- **Work to be completed**: Set down each entry again exactly as written.

- **Given information**:
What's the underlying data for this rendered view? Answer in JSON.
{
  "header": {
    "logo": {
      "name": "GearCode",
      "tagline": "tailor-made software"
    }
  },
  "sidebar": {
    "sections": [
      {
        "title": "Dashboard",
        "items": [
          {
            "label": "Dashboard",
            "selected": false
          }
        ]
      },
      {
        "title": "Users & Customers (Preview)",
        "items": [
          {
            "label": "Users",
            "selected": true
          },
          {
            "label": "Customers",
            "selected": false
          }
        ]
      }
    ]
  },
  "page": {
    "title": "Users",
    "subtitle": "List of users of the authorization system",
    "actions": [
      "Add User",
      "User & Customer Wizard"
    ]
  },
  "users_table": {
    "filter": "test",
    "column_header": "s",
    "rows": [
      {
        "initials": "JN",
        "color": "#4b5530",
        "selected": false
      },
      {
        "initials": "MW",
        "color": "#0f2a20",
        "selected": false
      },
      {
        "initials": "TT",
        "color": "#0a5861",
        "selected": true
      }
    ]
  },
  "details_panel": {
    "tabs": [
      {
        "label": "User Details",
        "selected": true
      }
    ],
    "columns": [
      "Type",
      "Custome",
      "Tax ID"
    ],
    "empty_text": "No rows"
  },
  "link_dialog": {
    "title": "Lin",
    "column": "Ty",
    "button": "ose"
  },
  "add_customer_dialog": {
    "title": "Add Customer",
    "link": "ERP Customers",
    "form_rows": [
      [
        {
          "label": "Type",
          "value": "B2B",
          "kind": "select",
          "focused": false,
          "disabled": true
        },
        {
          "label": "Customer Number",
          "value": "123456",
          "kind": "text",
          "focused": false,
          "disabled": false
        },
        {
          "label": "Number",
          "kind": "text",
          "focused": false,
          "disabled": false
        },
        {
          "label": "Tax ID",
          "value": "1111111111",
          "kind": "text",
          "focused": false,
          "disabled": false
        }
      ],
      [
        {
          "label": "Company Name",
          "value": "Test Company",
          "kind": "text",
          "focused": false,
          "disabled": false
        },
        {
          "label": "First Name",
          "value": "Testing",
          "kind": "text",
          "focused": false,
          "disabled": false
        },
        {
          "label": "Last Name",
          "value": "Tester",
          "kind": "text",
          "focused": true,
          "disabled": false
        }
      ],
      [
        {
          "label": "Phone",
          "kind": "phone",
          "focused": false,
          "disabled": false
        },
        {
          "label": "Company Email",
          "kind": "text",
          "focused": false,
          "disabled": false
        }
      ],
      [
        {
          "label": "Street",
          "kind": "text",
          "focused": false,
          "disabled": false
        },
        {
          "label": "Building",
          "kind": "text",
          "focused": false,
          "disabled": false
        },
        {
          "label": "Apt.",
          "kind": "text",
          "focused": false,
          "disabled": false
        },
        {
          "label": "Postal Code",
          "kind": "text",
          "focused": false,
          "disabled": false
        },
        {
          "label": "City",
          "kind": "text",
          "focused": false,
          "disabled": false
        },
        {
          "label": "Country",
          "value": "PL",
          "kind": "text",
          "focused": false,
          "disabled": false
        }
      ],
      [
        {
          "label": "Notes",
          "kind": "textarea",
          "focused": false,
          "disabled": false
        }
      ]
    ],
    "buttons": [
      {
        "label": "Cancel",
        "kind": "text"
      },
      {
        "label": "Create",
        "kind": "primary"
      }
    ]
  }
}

- **Result**:
What's the underlying data for this rendered view? Answer in JSON.
{
  "header": {
    "logo": {
      "name": "GearCode",
      "tagline": "tailor-made software"
    }
  },
  "sidebar": {
    "sections": [
      {
        "title": "Dashboard",
        "items": [
          {
            "label": "Dashboard",
            "selected": false
          }
        ]
      },
      {
        "title": "Users & Customers (Preview)",
        "items": [
          {
            "label": "Users",
            "selected": true
          },
          {
            "label": "Customers",
            "selected": false
          }
        ]
      }
    ]
  },
  "page": {
    "title": "Users",
    "subtitle": "List of users of the authorization system",
    "actions": [
      "Add User",
      "User & Customer Wizard"
    ]
  },
  "users_table": {
    "filter": "test",
    "column_header": "s",
    "rows": [
      {
        "initials": "JN",
        "color": "#4b5530",
        "selected": false
      },
      {
        "initials": "MW",
        "color": "#0f2a20",
        "selected": false
      },
      {
        "initials": "TT",
        "color": "#0a5861",
        "selected": true
      }
    ]
  },
  "details_panel": {
    "tabs": [
      {
        "label": "User Details",
        "selected": true
      }
    ],
    "columns": [
      "Type",
      "Custome",
      "Tax ID"
    ],
    "empty_text": "No rows"
  },
  "link_dialog": {
    "title": "Lin",
    "column": "Ty",
    "button": "ose"
  },
  "add_customer_dialog": {
    "title": "Add Customer",
    "link": "ERP Customers",
    "form_rows": [
      [
        {
          "label": "Type",
          "value": "B2B",
          "kind": "select",
          "focused": false,
          "disabled": true
        },
        {
          "label": "Customer Number",
          "value": "123456",
          "kind": "text",
          "focused": false,
          "disabled": false
        },
        {
          "label": "Number",
          "kind": "text",
          "focused": false,
          "disabled": false
        },
        {
          "label": "Tax ID",
          "value": "1111111111",
          "kind": "text",
          "focused": false,
          "disabled": false
        }
      ],
      [
        {
          "label": "Company Name",
          "value": "Test Company",
          "kind": "text",
          "focused": false,
          "disabled": false
        },
        {
          "label": "First Name",
          "value": "Testing",
          "kind": "text",
          "focused": false,
          "disabled": false
        },
        {
          "label": "Last Name",
          "value": "Tester",
          "kind": "text",
          "focused": true,
          "disabled": false
        }
      ],
      [
        {
          "label": "Phone",
          "kind": "phone",
          "focused": false,
          "disabled": false
        },
        {
          "label": "Company Email",
          "kind": "text",
          "focused": false,
          "disabled": false
        }
      ],
      [
        {
          "label": "Street",
          "kind": "text",
          "focused": false,
          "disabled": false
        },
        {
          "label": "Building",
          "kind": "text",
          "focused": false,
          "disabled": false
        },
        {
          "label": "Apt.",
          "kind": "text",
          "focused": false,
          "disabled": false
        },
        {
          "label": "Postal Code",
          "kind": "text",
          "focused": false,
          "disabled": false
        },
        {
          "label": "City",
          "kind": "text",
          "focused": false,
          "disabled": false
        },
        {
          "label": "Country",
          "value": "PL",
          "kind": "text",
          "focused": false,
          "disabled": false
        }
      ],
      [
        {
          "label": "Notes",
          "kind": "textarea",
          "focused": false,
          "disabled": false
        }
      ]
    ],
    "buttons": [
      {
        "label": "Cancel",
        "kind": "text"
      },
      {
        "label": "Create",
        "kind": "primary"
      }
    ]
  }
}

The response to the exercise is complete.